| DIRECTIONS FOR THIS TASK |
Copy the entries below word for word, but omit any pictures they contain.

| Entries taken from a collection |
----------------
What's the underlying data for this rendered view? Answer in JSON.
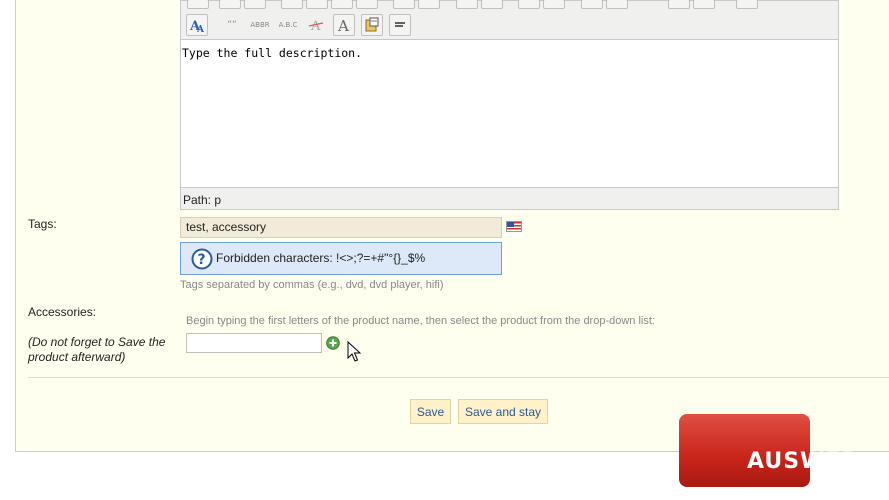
{
  "editor": {
    "toolbar_row2": [
      "font-a-icon",
      "quote-icon",
      "abbr-icon",
      "acronym-icon",
      "strike-icon",
      "font-color-icon",
      "paste-icon",
      "align-icon"
    ],
    "body_text": "Type the full description.",
    "path": "Path: p"
  },
  "tags": {
    "label": "Tags:",
    "value": "test, accessory",
    "flag_icon": "us-flag-icon",
    "hint_icon": "question-icon",
    "hint": "Forbidden characters: !<>;?=+#\"°{}_$%",
    "help": "Tags separated by commas (e.g., dvd, dvd player, hifi)"
  },
  "accessories": {
    "label": "Accessories:",
    "note": "(Do not forget to Save the product afterward)",
    "help": "Begin typing the first letters of the product name, then select the product from the drop-down list:",
    "input_value": "",
    "add_icon": "add-icon"
  },
  "actions": {
    "save": "Save",
    "save_stay": "Save and stay"
  },
  "watermark": {
    "text": "AUSWEB",
    "color": "#d6291e"
  }
}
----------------
| TASK RESPONSE |
What's the underlying data for this rendered view? Answer in JSON.
{
  "editor": {
    "toolbar_row2": [
      "font-a-icon",
      "quote-icon",
      "abbr-icon",
      "acronym-icon",
      "strike-icon",
      "font-color-icon",
      "paste-icon",
      "align-icon"
    ],
    "body_text": "Type the full description.",
    "path": "Path: p"
  },
  "tags": {
    "label": "Tags:",
    "value": "test, accessory",
    "flag_icon": "us-flag-icon",
    "hint_icon": "question-icon",
    "hint": "Forbidden characters: !<>;?=+#\"°{}_$%",
    "help": "Tags separated by commas (e.g., dvd, dvd player, hifi)"
  },
  "accessories": {
    "label": "Accessories:",
    "note": "(Do not forget to Save the product afterward)",
    "help": "Begin typing the first letters of the product name, then select the product from the drop-down list:",
    "input_value": "",
    "add_icon": "add-icon"
  },
  "actions": {
    "save": "Save",
    "save_stay": "Save and stay"
  },
  "watermark": {
    "text": "AUSWEB",
    "color": "#d6291e"
  }
}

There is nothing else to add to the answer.